The answer must consist of every line from the data that holds "screenshot".

(Data in this exercise begins)

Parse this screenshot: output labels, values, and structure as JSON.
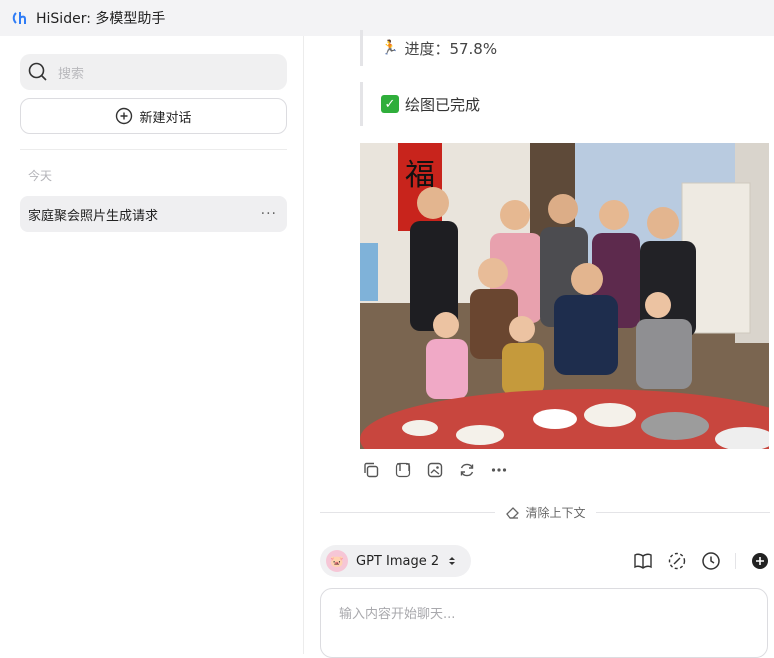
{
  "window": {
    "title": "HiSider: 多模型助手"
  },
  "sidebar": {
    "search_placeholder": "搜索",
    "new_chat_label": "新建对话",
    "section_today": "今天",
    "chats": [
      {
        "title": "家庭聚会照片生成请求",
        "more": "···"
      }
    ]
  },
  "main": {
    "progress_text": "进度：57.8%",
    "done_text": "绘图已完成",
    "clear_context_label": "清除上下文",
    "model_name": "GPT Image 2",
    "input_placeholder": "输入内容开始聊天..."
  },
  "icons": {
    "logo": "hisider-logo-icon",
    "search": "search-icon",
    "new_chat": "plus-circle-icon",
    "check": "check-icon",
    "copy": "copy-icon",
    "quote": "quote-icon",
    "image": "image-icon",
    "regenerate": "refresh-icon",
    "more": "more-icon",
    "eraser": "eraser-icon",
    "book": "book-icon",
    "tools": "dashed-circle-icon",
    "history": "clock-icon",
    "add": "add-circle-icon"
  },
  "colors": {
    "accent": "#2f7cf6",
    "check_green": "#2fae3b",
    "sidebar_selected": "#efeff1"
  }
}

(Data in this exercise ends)
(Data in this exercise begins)

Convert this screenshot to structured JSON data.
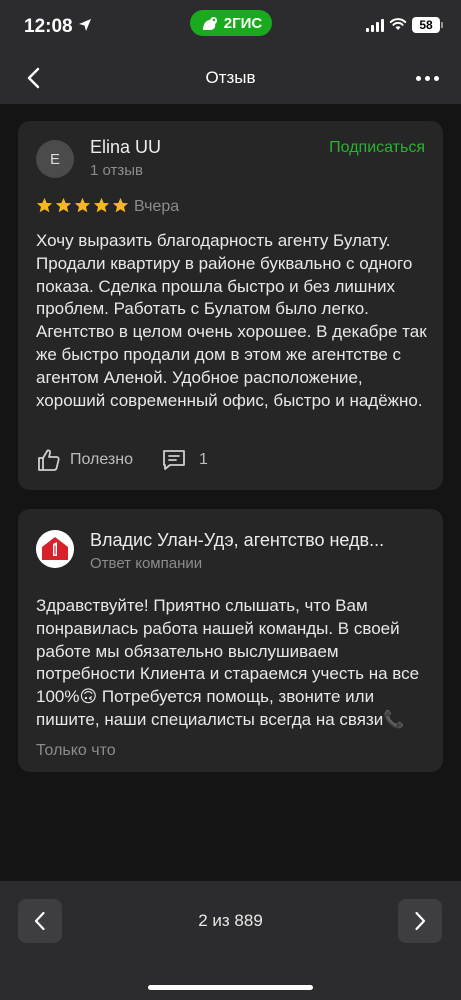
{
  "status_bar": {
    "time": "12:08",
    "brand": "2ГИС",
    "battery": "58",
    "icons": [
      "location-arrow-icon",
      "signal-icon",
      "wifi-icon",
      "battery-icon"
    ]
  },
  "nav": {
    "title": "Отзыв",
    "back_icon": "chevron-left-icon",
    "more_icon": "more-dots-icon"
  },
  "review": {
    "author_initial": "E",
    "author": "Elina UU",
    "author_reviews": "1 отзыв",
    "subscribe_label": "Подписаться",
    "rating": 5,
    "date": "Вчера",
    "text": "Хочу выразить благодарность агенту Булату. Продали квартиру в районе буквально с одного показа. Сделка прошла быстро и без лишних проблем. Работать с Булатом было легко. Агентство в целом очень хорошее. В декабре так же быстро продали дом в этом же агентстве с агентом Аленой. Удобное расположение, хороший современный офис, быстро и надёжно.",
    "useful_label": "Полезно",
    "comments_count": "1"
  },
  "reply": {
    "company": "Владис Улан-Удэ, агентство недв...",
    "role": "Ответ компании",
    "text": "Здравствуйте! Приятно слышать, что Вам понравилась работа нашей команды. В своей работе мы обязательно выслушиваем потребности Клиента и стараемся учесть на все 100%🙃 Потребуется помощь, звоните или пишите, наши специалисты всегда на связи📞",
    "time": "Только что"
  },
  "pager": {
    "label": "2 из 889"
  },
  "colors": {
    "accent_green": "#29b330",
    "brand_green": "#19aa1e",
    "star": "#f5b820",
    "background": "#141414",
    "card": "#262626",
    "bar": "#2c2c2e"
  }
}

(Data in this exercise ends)

Solution to this task |
Parse this screenshot: output labels, values, and structure as JSON.
Convert this screenshot to structured JSON data.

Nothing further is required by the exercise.